Select the geometry.
Go to Deform and in the Create Section Choose Delta Mush
(Note: Be sure you choose the Delta Mush Option from the Create section of the Deformers--there are two!)
Delta Mush is smoothing on top of the mesh. It fixes a lot right away without changing any settings!
You can adjust the strength of the deformer by changing the attribute values in the deltamush1 INPUT node for the geometry.
Increase the Smoothing Iterations
And turning the Smoothing Steps up to 1 from 0.5 to expand the range of the smoothing.
If it is too smooth, the results aren't good. Find a good balance.
And you can see the difference with and without Delta Mush by changing the Envelop Value to 0 (off) and the 1 (on)
If you were going to VR or Unity, you might have to Bake in the deformer, but for Maya rendering as we are doing, you are all Set!
If you still have some problems with difficult areas, you can try some other methods. The Weight Hammer Tool is great if your geometry folds in too much like a bent aluminum can.
Using the Weight Hammer Tool
When a character has a lot of volume around the shoulders and other areas with large degrees of freedom, it is often difficult to get the binding correct. Some of the geometry often goes inside other geometry, and doesn't maintain its volume. This can happen on any character and there is a good tool to fix weights that need to be some kind of mix of weights, automatically.
The Weight Hammer Tool.
Select the geometry and then choose the Paint Selection Tool
Select the vertices in the problem area (say around the shoulder). You probably did an animation to see how the motion looks. Scrub through the Time Line to see where the problem areas are and select those vertices. Focus on those vertices that are in those problem areas.
Move to a position where the geometry folds inward incorrectly.
Go to Skin>Edit Smooth Skin>Weight Hammer
The deformations are instantly made better because Maya is now selecting the weights of the points around those selected and averaging them.
This is a very handy tool.
If you find you have some stretching when you raise the arms or twist the body, especially if you have a texture map on your character and it stretches improperly, you can use the Tension deformer.
Select the Geometry
Deform>(in the create tab)Tension.
This instantly relieves that stretching. You can, again, up the Smooothing Iterations in the INPUTS node.

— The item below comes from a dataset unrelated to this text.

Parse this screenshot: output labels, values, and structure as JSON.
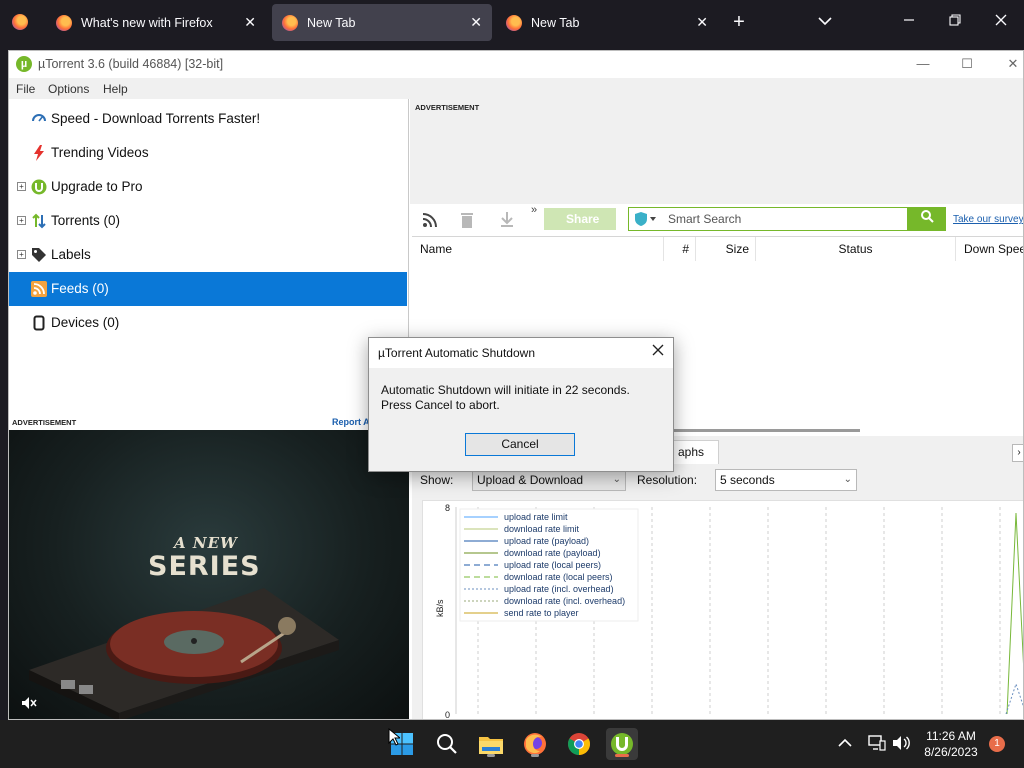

You may need to do even more painting of weights in the skinning. If this is the case, you probably need to use the Paint Weights Tool, or go into the Component Editor and work with each Vertex individually.
##Paint Weights Tool
Use the select tool to select the geometry of the character.
Go to Skin>Paint Skin Weights>Option Box
Begin with the hard edged brush in the Profile and Be sure Replace is ON
Make the brush smaller by holding the b key and dragging.
To select the joint that goes with the geometry, you can either use the Influences tables
Or you can right click and choose Select Influence.
White is no influence
If you want to add influence, you click Add (instead of replace). Black is full influence.
This is a way you can paint the influence of each joint on various verts.
If you want to have vertex by vertex control, you use the Component Editor. This is good if you have a stubborn vertex that is somehow being controlled by a joint you don't want it to be.
Select the geometry, go into component mode and select all the vertices you want to fix
Then go to Window>General Editors>Component Editor
And Open the Smooth Skin Tab
All the joints are listed on the top
Select all the verts for the joint you want to change.
Type in a value of 1.0 to make the influence of the joint on all the cv's that you selected 100%.
Type a value of 0 to delete any influence from the joint to the vertex.